**Work order:**
Please give back all the records exactly, but keep the pictures out.

[Saved entries]
____
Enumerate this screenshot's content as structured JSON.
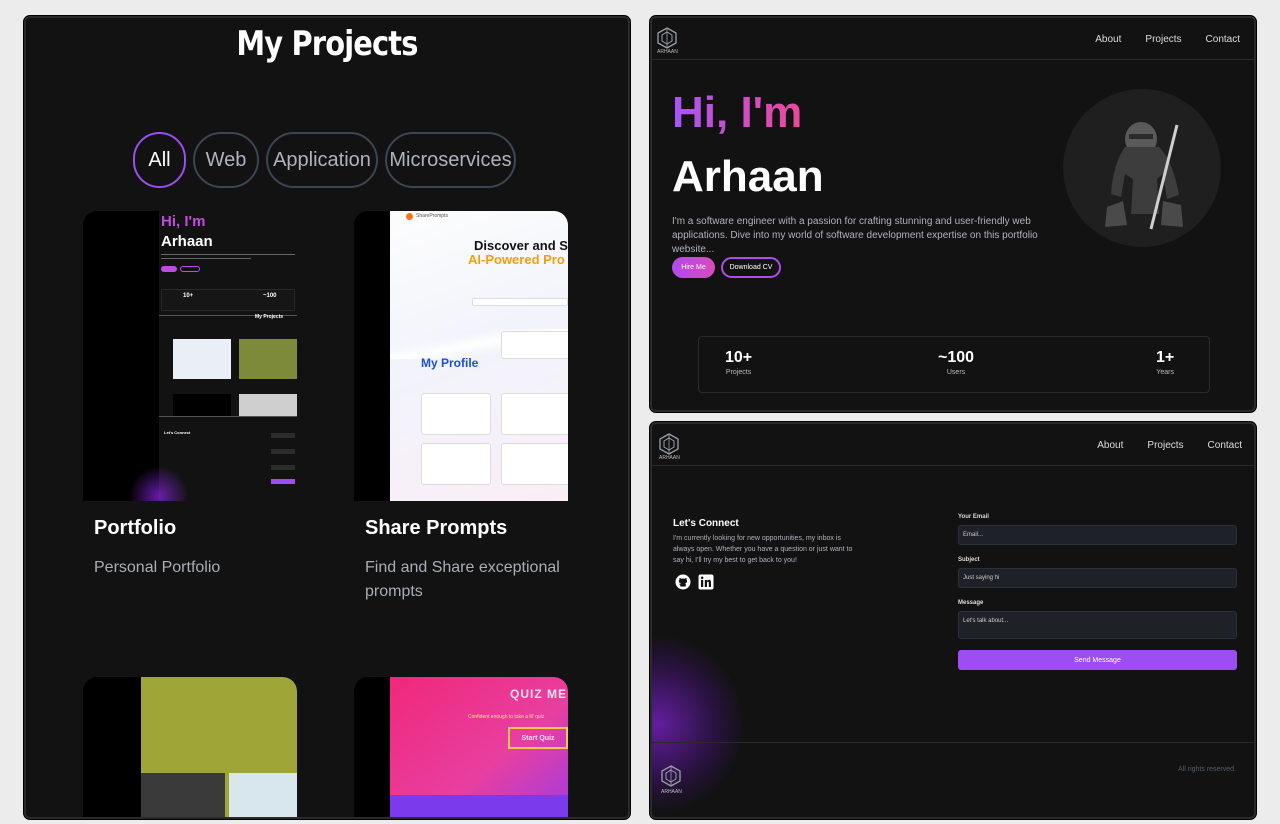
{
  "projects": {
    "title": "My Projects",
    "filters": [
      "All",
      "Web",
      "Application",
      "Microservices"
    ],
    "cards": [
      {
        "title": "Portfolio",
        "desc": "Personal Portfolio"
      },
      {
        "title": "Share Prompts",
        "desc": "Find and Share exceptional prompts"
      }
    ],
    "thumb_portfolio": {
      "hi": "Hi, I'm",
      "name": "Arhaan",
      "subtitle": "My Projects",
      "connect": "Let's Connect",
      "stat1": "10+",
      "stat2": "~100"
    },
    "thumb_share": {
      "line1": "Discover and S",
      "line2": "AI-Powered Pro",
      "profile": "My Profile",
      "brand": "SharePrompts"
    },
    "thumb_quiz": {
      "title": "QUIZ ME",
      "tagline": "Confident enough to take a lil' quiz",
      "button": "Start Quiz"
    }
  },
  "hero": {
    "nav": {
      "brand": "ARHAAN",
      "links": [
        "About",
        "Projects",
        "Contact"
      ]
    },
    "hi": "Hi, I'm",
    "name": "Arhaan",
    "description": "I'm a software engineer with a passion for crafting stunning and user-friendly web applications. Dive into my world of software development expertise on this portfolio website...",
    "hire_label": "Hire Me",
    "cv_label": "Download CV",
    "stats": [
      {
        "value": "10+",
        "label": "Projects"
      },
      {
        "value": "~100",
        "label": "Users"
      },
      {
        "value": "1+",
        "label": "Years"
      }
    ]
  },
  "contact": {
    "nav": {
      "brand": "ARHAAN",
      "links": [
        "About",
        "Projects",
        "Contact"
      ]
    },
    "title": "Let's Connect",
    "description": "I'm currently looking for new opportunities, my inbox is always open. Whether you have a question or just want to say hi, I'll try my best to get back to you!",
    "email_label": "Your Email",
    "email_placeholder": "Email...",
    "subject_label": "Subject",
    "subject_value": "Just saying hi",
    "message_label": "Message",
    "message_placeholder": "Let's talk about...",
    "send_label": "Send Message",
    "rights": "All rights reserved.",
    "footer_brand": "ARHAAN"
  },
  "colors": {
    "accent": "#9d4df3",
    "pink": "#ec4899",
    "bg": "#121212"
  }
}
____
**Exercise result:**
Enumerate this screenshot's content as structured JSON.
{
  "projects": {
    "title": "My Projects",
    "filters": [
      "All",
      "Web",
      "Application",
      "Microservices"
    ],
    "cards": [
      {
        "title": "Portfolio",
        "desc": "Personal Portfolio"
      },
      {
        "title": "Share Prompts",
        "desc": "Find and Share exceptional prompts"
      }
    ],
    "thumb_portfolio": {
      "hi": "Hi, I'm",
      "name": "Arhaan",
      "subtitle": "My Projects",
      "connect": "Let's Connect",
      "stat1": "10+",
      "stat2": "~100"
    },
    "thumb_share": {
      "line1": "Discover and S",
      "line2": "AI-Powered Pro",
      "profile": "My Profile",
      "brand": "SharePrompts"
    },
    "thumb_quiz": {
      "title": "QUIZ ME",
      "tagline": "Confident enough to take a lil' quiz",
      "button": "Start Quiz"
    }
  },
  "hero": {
    "nav": {
      "brand": "ARHAAN",
      "links": [
        "About",
        "Projects",
        "Contact"
      ]
    },
    "hi": "Hi, I'm",
    "name": "Arhaan",
    "description": "I'm a software engineer with a passion for crafting stunning and user-friendly web applications. Dive into my world of software development expertise on this portfolio website...",
    "hire_label": "Hire Me",
    "cv_label": "Download CV",
    "stats": [
      {
        "value": "10+",
        "label": "Projects"
      },
      {
        "value": "~100",
        "label": "Users"
      },
      {
        "value": "1+",
        "label": "Years"
      }
    ]
  },
  "contact": {
    "nav": {
      "brand": "ARHAAN",
      "links": [
        "About",
        "Projects",
        "Contact"
      ]
    },
    "title": "Let's Connect",
    "description": "I'm currently looking for new opportunities, my inbox is always open. Whether you have a question or just want to say hi, I'll try my best to get back to you!",
    "email_label": "Your Email",
    "email_placeholder": "Email...",
    "subject_label": "Subject",
    "subject_value": "Just saying hi",
    "message_label": "Message",
    "message_placeholder": "Let's talk about...",
    "send_label": "Send Message",
    "rights": "All rights reserved.",
    "footer_brand": "ARHAAN"
  },
  "colors": {
    "accent": "#9d4df3",
    "pink": "#ec4899",
    "bg": "#121212"
  }
}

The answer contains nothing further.